Tuoi Tre News caught up with her for an interview.
How do you feel now that it’s over?
I feel happy, proud and a little taken aback by how this year has gone. It’s beyond anything I could have imagined. I can’t wait to share the amazing experiences, the beauty of nature, and the human spirit that I’ve witnessed.
Awesome, we can’t wait to see it all. You finished the final race in Antarctica! That’s incredible. Can you describe it?
Antarctica was nothing like I expected. Past competitors had given me the impression that this race was very short due to weather dependency. Since safe areas to run in Antarctica are limited, we had to run in loops, from 1.4km to 11.4km. The idea was that we’d run as many loops as we could before the weather turned bad.
In previous years, the weather had turned very quickly and the longest days were about 6 hours. However, we unexpectedly had great weather so in the first day alone we were able to run for 13 hours. In total, we were outside for 42 hours in deep snow. After a while, the snow on the course was packed down, but it still required a lot more effort than usual terrains, and because of the long days your body is at risk of slower recovery.

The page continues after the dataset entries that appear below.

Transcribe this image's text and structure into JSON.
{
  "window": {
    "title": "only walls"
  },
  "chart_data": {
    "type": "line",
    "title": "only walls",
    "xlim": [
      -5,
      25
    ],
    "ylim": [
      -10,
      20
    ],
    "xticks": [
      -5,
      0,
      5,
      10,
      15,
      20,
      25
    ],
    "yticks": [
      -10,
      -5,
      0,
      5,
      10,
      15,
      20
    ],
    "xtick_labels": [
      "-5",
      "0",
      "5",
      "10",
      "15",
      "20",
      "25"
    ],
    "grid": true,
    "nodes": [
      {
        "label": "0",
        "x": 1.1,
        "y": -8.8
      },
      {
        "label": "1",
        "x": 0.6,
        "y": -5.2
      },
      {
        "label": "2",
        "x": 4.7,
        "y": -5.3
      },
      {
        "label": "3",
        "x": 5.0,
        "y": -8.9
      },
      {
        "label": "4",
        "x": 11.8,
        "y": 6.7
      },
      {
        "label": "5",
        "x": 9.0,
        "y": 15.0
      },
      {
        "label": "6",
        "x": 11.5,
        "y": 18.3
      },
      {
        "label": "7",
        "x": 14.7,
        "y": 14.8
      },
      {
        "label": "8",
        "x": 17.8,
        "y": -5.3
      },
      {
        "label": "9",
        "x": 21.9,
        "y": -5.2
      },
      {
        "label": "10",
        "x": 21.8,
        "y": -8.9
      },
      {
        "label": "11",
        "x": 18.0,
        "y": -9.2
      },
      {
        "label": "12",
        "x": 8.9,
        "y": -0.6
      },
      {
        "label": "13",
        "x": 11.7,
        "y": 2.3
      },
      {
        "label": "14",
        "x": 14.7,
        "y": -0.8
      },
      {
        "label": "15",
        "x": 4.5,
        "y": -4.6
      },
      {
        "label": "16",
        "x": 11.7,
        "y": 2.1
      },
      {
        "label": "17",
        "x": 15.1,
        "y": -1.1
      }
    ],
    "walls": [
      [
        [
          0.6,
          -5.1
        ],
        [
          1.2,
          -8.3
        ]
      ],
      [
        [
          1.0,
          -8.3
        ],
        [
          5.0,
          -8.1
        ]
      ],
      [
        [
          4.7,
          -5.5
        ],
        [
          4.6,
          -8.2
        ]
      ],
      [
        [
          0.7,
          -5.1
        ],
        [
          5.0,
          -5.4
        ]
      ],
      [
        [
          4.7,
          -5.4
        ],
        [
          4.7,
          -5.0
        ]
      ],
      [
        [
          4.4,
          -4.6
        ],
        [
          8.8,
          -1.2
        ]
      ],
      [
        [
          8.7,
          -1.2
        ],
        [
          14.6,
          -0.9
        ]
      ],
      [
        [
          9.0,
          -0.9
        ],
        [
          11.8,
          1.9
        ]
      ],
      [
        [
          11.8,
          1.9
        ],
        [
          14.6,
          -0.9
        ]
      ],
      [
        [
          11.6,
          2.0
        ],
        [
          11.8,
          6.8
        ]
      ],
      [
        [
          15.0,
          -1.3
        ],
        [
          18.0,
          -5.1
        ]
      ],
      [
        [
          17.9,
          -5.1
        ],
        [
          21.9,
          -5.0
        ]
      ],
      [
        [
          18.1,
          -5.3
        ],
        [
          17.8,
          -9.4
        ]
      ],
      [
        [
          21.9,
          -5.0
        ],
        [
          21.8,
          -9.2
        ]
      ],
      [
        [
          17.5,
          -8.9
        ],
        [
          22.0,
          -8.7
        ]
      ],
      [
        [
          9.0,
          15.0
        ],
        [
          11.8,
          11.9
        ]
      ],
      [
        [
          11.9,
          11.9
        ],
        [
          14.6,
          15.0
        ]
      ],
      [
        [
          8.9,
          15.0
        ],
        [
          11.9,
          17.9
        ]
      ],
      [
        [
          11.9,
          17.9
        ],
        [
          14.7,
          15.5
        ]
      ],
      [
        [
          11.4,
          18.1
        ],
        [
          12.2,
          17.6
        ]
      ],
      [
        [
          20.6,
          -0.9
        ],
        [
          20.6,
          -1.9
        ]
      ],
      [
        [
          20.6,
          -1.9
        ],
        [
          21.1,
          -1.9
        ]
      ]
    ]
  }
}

Sounds tough. What does ‘The Last Desert’ even look like?
It was a spectacular experience. The continent of Antarctica is so pristine and the view is out of this world. Running right near sliding penguins and seals is not something you get to do every day.
Definitely not. I hope you took some pictures. Throughout any of the events, did you ever feel like quitting?
Definitely. After a hellish 80km Long March in the Gobi, I was traumatized by the experience. It was a heat I had never experienced before. The temperature was 50+ degrees Celsius. I couldn’t eat any of the food I had prepared. Water was hot and my electrolytes tasted like plastic. I think the plastic bottles had melted into the water. People’s shoes were literally melting on the road. At several moments I felt like my life was in danger.
After I completed the race, it took me a while to refocus on my goal of the Grand Slam. I had to rethink a lot of things to make sure it was worth it.
We’re glad you made it Thanh. Finally, and this is probably the most obvious question, but why did you do all of this, and what, if anything, comes next?
In the world of ultras, there’s always a longer distance, tougher terrain and “crazier” challenge, and as a Vietnamese, there are still many firsts to be set. I think the message from this journey, and why I did it, is that your limits lie where you place them.
Defying them is a scary idea because there will always be a million reasons not to break from your comfort zone. When you have a truly extraordinary destination to reach, the journey to get there will be worth much more than anything you’ve ever learnt, read, or heard about because you are the hero in your own story.
According to vietnambreakingnews.com